The following are links to treatment guidelines for front-line and salvage therapy developed by several centers of excellence in the management of WM. Because there is no established standard of treatment, these guidelines may vary somewhat from one center to another.
There are many different treatment options available for WM patients, and they are increasing as researchers discover more about the biology and genetics of the disease.
Treatment may consist of just one drug (single-agent therapy) or of two or more drugs (combination therapy). Most studies seem to indicate that combination therapies are more effective, resulting in better and/or longer-lasting responses.
A relapse or recurrence after treatment occurs when laboratory values and physical signs and symptoms begin to trend in a deteriorating direction. These signs and symptoms may be quite similar to those that led to initial treatment. At this point, patients and their hematologist-oncologists are confronted with choosing the next appropriate course of action, be it continued periodic monitoring or re-treatment, which is sometimes referred to as salvage therapy.
The period after treatment when a WM patient has experienced either stabilization of disease, an improvement in disease status, or even, unfortunately, disease progression is called a “response”. While an improvement in disease status is sometimes commonly referred to as a “remission”, the preferred scientific terminology is “response”.

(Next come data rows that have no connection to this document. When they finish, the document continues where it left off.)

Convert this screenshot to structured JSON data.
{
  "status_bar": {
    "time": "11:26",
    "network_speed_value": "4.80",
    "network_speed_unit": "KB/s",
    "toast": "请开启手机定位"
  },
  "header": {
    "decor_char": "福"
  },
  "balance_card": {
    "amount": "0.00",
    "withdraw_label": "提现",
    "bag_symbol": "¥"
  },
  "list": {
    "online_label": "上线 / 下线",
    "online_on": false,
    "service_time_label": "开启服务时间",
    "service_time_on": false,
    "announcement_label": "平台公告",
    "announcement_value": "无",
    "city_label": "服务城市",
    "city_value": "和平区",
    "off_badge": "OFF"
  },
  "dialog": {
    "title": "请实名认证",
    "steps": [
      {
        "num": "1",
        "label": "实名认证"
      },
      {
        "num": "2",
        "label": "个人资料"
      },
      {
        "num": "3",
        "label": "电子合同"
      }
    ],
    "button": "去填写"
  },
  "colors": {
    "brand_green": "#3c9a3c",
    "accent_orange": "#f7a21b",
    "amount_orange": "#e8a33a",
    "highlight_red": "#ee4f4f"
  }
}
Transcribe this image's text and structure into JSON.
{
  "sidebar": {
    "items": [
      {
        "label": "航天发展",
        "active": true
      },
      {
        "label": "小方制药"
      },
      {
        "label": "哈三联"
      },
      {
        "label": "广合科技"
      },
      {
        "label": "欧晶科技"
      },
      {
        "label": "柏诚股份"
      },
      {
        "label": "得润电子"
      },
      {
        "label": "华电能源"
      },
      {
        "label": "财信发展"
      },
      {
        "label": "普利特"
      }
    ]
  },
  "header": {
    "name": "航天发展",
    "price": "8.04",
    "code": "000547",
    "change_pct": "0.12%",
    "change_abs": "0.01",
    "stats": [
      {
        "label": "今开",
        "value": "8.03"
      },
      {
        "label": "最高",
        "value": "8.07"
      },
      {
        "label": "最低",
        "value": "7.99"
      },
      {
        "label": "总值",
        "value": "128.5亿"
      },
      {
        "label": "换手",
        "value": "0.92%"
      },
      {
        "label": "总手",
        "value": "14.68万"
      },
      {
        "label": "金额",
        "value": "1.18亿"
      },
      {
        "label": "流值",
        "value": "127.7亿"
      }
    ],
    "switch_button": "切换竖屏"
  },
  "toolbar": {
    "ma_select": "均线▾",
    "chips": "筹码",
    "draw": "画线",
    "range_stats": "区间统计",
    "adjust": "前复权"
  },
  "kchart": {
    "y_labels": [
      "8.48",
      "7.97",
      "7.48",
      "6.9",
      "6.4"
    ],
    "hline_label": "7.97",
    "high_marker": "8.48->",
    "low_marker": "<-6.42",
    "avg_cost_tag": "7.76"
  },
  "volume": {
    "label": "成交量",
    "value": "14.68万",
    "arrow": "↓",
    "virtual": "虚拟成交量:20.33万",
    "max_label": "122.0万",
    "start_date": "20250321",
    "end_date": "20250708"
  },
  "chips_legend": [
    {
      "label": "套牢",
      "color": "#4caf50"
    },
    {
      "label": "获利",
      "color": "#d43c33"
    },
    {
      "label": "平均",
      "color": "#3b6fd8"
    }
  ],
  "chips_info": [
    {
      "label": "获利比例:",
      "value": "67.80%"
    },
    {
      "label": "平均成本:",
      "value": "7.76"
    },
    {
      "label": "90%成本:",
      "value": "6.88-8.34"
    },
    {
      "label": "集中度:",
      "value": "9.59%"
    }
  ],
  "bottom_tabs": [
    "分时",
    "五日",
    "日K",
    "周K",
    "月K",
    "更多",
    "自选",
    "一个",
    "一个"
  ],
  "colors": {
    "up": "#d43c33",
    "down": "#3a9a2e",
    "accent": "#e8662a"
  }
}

Complementary and Integrative Medicine consist of wellness-promoting treatments that complement conventional Western medical care and are used as adjuncts to mainstream cancer care. These are used primarily for symptom control and to enhance physical and emotional strength during and after mainstream cancer treatment. These treatments should be chosen based on consultation with a physician trained in integrative medicine who can help you decide on the care you need based on what’s right for you, considering the type of conventional cancer treatment you are receiving.
A side effect is any unfavorable or unintended sign, symptom, or disease associated with the use of a therapy. Most treatments for WM come with side effects, which may include one or more of the following: nausea or vomiting, constipation, diarrhea, low blood counts, hair loss, fatigue, infusion reactions, increased risk of infections, and neuropathy.
Watch and wait is not really a treatment but rather a philosophy to avoid treatment after diagnosis until it becomes necessary. The watch and wait approach to WM is based on the fact that it is an indolent cancer, and many patients experience slow disease progression with few symptoms over a period of months or even years. The advantage to this strategy is that a patient avoids for as long as possible the use of treatments which can have adverse side effects.
Patients should be treated when they have symptoms and not on the basis of blood test results alone. This applies not only to consideration of initial treatment but also to treatment following relapse, which is sometimes called salvage therapy. Many therapies have toxic side effects, and treating patients who don’t yet have symptoms may potentially have an adverse effect on quality of life and health that is worse than the disease itself at that point.